The Quiet Revolution which followed has been the greatest orgy of self-serving myth-making in Canadian history. The teachers and nurses left their religious orders and performed the same tasks as before, less assiduously and at 10 times the cost to Quebec's taxpayers. Almost all manufacturing and almost a million Quebecers have fled, and unknowable billions of investment dollars have avoided the province. The birth rate has collapsed. This should not be celebrated, but in the perversity of Quebec's disorientation, it is.
It all went horribly wrong when English Canada responded to the sentiment expressed by Quebec's nationalist leader in the Thirties, Dr. Philippe Hamel, (before Duplessis evicted him from public life and sent him back to the practice of dentistry): "Conquer us with goodwill, my English-Canadian friends. You will be astonished at the easy victory which awaits you." The Laurendeau-Dunton Commission was established and its recommendations were followed. French and English were established on an equal footing throughout the country, at considerable inconvenience and expense to the majority.
The federal government poured money raised in the wealthy English provinces into Quebec, and the response of the heirs of Hamel and Duplessis and of the Quebec cultural and political elite generally, was to accuse Canada of attempting to assimilate French Quebec. All English-Canadian political leaders since Pearson and Stanfield have had nothing but goodwill for Quebec. But, as one of Canada's greatest and most generous-minded modern political leaders, John P. Robarts, told me in 1977 about the then current Quebec leaders, "What spoiled child when offered chocolate ice cream, won't ask for vanilla; and how do you reach agreement with people who don't want to reach an agreement?" You don't and we didn't.
Haitians and North Africans, who haven't the remotest interest in Quebec nationalism, are being imported to replace the unborn, in an effort to maintain francophone numbers. But Quebec is superannuated, both as bully and as cry-baby. No one wants to hear it anymore. There is no significant ill-will to Quebec in English-Canada, but the province's ability to frighten or perplex the country, or even arouse its curiosity, is past. Quebec is a bore.
The description of French Canadians in Hemon's Maria Chapdelaine as 'a race that knows not how to die' was accurate in the era described, 100 years ago. Now, that is almost all Quebecois do know.
Quebec's political acuity enabled it to exercise an influence in Canada beyond its numerical strength for the first 135 years of Confederation, reaping the reward of the 10 generations of survivalist forbearance of its ancestors.
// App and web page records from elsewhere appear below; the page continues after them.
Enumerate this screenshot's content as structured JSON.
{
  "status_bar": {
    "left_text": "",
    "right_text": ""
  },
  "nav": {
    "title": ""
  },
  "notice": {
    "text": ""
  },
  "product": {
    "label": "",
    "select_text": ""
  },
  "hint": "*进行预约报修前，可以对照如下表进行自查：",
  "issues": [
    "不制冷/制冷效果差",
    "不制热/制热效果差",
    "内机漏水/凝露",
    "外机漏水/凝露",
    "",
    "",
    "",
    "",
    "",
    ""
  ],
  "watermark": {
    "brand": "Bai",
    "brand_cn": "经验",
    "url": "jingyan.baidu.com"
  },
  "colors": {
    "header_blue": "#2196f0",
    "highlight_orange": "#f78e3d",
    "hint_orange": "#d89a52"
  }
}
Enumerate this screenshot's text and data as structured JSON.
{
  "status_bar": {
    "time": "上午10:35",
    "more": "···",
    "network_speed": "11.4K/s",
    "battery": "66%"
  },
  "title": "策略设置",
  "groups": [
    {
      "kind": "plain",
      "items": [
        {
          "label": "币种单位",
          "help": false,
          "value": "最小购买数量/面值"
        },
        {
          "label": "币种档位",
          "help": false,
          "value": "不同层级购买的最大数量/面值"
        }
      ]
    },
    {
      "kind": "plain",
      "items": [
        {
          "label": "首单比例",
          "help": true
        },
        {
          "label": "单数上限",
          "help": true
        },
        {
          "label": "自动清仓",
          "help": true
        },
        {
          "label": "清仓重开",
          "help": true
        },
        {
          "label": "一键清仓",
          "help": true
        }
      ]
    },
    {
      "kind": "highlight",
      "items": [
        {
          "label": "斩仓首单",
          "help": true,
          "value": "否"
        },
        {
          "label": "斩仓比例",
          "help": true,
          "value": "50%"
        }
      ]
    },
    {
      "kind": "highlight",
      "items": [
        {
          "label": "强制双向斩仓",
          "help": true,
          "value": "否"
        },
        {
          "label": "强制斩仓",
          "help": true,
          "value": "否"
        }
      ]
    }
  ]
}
It should now do homage to its honourable past, stop pretending that the lights went on only in 1960, forsake infantilism (like sending 50 separatist MP's to Ottawa to mock federalism and vest their pensions) and enjoy Quebec's earned and potential status in what -- despite the purblind malice of the separatists, who habitually claim English Canada to be a pathetic excrescence of the anglo-Americans -- has become one of the most successful countries in the world.
'Quebec is a bore'
Quebecois nationalists have had a long run. But now the theatre is empty, the music has stopped and the lights are off